On July 16, 1976, a group of criminals robbed a branch of Societe Generale, France's third-largest bank, in the southern city of Nice. Using the tunnels underneath the city, the gang was able to partially destroy the floor underneath the bank's basement vault and gain access to the bank notes, jewelry, gold bars and safety deposit boxes located within.
According to the Societe Generale's own account of the incident, the brazen criminals spent the weekend taking their time going through the vault's contents, "even taking the time and luxury to picnic using the depositors' silverware."
On the morning of July 19, the thieves disappeared into the sewers with the 46 million francs (€29 million or $35 million) in loot, none of which was ever recovered.
Police perplexed for 40 yearsThe case baffled French police for decades. Only one low-level member of the group was caught, and when he named well-known criminal Albert Spaggiari as part of the gang, police assumed he had been the mastermind.
Spaggiari escaped during his 1977 trial in spectacular fashion – distracting the judge with a fake piece of "evidence" and jumping out the courthouse window to a getaway motorcycle. He remained on the run the rest of his life.
It wasn't until 2010 that police began to suspect someone else had orchestrated the heist. Using a pen name, a book was published describing the planning and carrying out of the crime in minute detail.
Investigators were able to deduct that the likely author was Jacque Cassandri, and after a search of his home discovered the manuscript on his computer. He was already well-known to the criminal justice system for being part of the heroin trade in 1970s and for receiving a four-year prison sentence along with his wife in 1994 for pimping charges.
Cassandri confessed to planning the job. He allegedly believed that he could publish the novel because the statue of limitations on the theft had run out – but prosecutors are charging him with laundering the money he stole over the following decades, a charge which Cassandri denies.

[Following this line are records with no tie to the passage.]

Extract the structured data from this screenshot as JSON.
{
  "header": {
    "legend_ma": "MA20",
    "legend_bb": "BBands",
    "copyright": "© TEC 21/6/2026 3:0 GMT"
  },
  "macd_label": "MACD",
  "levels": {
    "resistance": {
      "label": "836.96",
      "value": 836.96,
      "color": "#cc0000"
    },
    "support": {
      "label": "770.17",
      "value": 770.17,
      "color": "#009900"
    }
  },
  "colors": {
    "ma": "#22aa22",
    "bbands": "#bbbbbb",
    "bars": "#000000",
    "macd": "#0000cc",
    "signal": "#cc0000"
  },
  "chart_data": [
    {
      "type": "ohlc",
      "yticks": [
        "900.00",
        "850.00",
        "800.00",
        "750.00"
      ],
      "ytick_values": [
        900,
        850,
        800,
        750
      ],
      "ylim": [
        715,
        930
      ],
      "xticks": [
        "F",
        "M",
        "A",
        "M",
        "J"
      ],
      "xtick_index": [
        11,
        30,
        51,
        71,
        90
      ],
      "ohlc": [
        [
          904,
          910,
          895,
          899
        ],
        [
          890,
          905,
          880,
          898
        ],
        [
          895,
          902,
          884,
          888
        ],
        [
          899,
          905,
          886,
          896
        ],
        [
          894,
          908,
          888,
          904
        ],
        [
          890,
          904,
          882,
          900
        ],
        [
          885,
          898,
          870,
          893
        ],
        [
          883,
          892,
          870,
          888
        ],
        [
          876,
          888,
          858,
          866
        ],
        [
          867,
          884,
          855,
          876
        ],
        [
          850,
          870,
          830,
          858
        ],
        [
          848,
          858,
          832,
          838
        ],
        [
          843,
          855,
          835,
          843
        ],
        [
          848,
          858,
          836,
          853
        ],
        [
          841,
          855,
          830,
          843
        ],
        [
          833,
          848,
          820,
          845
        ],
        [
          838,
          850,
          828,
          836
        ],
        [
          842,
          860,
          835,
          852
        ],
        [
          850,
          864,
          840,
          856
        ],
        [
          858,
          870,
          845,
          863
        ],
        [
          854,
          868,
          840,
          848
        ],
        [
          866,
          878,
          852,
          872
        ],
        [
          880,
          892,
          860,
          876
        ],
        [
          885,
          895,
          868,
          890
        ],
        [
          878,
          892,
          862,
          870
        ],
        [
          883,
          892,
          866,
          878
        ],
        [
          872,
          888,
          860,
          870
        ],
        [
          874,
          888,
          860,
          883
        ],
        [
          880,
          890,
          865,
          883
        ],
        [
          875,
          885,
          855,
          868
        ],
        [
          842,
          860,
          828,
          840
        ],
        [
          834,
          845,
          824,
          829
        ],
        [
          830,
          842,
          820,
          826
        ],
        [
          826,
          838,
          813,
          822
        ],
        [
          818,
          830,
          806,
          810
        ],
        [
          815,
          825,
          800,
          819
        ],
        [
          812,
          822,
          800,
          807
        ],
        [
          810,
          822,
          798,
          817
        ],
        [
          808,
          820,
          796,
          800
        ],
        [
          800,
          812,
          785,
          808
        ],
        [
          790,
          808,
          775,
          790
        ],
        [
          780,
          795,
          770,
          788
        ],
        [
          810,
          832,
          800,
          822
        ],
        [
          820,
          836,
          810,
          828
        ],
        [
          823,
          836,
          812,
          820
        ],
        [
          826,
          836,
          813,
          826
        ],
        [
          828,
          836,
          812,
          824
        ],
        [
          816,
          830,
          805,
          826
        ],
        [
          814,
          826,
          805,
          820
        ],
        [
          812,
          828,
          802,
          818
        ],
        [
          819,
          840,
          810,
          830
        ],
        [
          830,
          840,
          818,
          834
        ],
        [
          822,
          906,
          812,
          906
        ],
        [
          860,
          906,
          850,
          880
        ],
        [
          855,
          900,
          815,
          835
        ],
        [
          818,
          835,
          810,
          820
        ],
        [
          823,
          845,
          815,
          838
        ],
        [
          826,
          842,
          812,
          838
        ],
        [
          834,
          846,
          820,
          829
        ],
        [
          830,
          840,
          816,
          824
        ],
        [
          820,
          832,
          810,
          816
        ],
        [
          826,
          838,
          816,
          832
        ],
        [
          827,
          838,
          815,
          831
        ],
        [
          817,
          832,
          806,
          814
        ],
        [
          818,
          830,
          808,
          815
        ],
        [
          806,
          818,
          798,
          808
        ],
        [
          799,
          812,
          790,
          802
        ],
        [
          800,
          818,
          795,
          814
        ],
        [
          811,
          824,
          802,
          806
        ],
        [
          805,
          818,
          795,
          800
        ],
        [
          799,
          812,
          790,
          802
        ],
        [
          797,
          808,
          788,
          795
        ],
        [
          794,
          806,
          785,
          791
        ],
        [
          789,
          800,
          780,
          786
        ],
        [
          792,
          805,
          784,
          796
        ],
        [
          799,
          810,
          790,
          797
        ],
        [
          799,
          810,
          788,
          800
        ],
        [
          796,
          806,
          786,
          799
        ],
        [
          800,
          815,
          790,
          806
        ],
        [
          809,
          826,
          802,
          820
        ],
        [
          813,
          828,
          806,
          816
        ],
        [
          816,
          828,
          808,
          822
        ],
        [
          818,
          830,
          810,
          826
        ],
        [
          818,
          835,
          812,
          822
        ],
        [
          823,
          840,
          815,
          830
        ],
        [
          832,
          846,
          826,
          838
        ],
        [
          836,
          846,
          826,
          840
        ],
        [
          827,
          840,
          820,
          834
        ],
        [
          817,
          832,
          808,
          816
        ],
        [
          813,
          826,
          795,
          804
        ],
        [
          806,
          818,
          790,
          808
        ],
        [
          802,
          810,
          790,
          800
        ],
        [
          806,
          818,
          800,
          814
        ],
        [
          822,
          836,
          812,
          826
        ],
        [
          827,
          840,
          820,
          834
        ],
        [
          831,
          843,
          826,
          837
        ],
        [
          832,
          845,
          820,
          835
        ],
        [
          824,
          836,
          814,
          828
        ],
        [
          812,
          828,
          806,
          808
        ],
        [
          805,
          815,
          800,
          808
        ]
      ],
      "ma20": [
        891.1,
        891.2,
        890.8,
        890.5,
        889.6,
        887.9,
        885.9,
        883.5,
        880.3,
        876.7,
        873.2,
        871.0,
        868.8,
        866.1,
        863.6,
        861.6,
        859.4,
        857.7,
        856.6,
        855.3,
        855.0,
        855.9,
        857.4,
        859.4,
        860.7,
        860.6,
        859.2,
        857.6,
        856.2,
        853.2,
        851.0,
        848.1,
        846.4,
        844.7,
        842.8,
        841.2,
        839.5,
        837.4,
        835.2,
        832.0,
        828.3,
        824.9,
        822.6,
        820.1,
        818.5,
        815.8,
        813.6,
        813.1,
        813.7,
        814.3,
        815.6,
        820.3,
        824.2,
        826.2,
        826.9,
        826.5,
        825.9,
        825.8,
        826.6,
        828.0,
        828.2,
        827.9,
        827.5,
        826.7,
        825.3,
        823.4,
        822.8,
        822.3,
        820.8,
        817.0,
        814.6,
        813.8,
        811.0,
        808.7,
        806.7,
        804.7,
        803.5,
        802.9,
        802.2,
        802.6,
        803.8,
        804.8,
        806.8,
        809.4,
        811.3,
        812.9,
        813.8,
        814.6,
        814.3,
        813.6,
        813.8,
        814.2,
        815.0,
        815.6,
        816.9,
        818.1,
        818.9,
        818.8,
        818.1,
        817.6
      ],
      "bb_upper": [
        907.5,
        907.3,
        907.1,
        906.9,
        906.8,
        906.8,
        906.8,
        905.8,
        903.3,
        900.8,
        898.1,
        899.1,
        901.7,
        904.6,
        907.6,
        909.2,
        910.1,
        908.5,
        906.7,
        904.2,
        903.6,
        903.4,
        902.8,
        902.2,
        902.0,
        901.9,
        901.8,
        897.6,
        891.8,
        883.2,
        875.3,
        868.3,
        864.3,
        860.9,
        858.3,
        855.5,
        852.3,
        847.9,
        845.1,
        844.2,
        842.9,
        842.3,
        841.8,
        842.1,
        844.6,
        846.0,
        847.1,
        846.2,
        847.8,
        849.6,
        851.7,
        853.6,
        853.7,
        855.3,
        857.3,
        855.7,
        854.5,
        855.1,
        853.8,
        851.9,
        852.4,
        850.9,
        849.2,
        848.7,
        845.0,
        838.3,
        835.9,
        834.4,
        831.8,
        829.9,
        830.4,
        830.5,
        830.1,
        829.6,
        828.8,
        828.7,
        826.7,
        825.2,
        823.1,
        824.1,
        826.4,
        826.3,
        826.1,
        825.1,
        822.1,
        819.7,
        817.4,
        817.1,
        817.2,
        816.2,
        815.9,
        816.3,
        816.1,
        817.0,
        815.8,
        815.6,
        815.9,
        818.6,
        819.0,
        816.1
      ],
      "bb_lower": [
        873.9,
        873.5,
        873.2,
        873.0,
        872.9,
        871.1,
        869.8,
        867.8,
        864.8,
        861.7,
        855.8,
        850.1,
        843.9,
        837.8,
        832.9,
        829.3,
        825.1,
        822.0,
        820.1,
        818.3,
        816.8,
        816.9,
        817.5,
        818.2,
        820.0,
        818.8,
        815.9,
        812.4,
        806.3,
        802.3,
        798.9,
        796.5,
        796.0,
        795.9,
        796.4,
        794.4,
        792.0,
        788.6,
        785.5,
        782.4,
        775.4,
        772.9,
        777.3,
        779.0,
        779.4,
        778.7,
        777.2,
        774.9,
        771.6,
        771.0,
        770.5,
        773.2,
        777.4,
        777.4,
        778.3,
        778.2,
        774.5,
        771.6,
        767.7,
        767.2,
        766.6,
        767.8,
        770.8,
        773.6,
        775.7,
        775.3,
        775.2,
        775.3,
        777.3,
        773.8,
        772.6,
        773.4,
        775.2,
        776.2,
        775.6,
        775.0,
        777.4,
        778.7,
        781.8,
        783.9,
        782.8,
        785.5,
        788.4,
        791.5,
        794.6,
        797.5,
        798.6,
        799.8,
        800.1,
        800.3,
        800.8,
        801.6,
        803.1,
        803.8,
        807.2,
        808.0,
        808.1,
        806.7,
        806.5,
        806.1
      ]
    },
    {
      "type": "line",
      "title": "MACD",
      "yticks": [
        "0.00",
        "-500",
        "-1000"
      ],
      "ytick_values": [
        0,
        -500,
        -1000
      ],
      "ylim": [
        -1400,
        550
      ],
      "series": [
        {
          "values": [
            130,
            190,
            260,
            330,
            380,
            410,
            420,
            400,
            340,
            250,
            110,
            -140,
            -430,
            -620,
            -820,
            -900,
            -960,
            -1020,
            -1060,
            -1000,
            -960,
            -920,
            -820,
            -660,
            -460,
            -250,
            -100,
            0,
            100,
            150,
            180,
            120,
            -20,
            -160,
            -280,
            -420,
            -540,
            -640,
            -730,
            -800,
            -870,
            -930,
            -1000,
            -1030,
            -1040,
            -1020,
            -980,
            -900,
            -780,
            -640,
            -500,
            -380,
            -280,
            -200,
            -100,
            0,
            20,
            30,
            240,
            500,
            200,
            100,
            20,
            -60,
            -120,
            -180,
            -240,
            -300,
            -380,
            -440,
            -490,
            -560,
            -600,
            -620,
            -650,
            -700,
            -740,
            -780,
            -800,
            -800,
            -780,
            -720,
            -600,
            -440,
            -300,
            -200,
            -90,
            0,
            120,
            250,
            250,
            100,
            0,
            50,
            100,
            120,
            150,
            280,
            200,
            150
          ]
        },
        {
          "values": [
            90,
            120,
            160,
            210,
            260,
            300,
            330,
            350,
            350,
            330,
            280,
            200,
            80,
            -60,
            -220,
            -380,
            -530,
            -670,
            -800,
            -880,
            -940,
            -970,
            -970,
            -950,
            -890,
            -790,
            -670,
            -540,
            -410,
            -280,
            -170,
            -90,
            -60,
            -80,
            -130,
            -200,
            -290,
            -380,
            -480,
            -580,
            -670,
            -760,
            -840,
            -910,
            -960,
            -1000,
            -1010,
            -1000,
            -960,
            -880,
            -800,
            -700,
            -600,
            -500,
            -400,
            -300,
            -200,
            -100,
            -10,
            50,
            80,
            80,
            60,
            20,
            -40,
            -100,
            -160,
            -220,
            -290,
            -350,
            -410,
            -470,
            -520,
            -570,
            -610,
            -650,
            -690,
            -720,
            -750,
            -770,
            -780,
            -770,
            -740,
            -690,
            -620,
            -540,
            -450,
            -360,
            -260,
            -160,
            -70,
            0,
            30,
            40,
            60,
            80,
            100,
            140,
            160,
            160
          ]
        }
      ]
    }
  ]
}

Appearing in court on Monday, the now 73-year-old described himself as merely a "pensioner." If convicted, he faces up to 10 years in prison.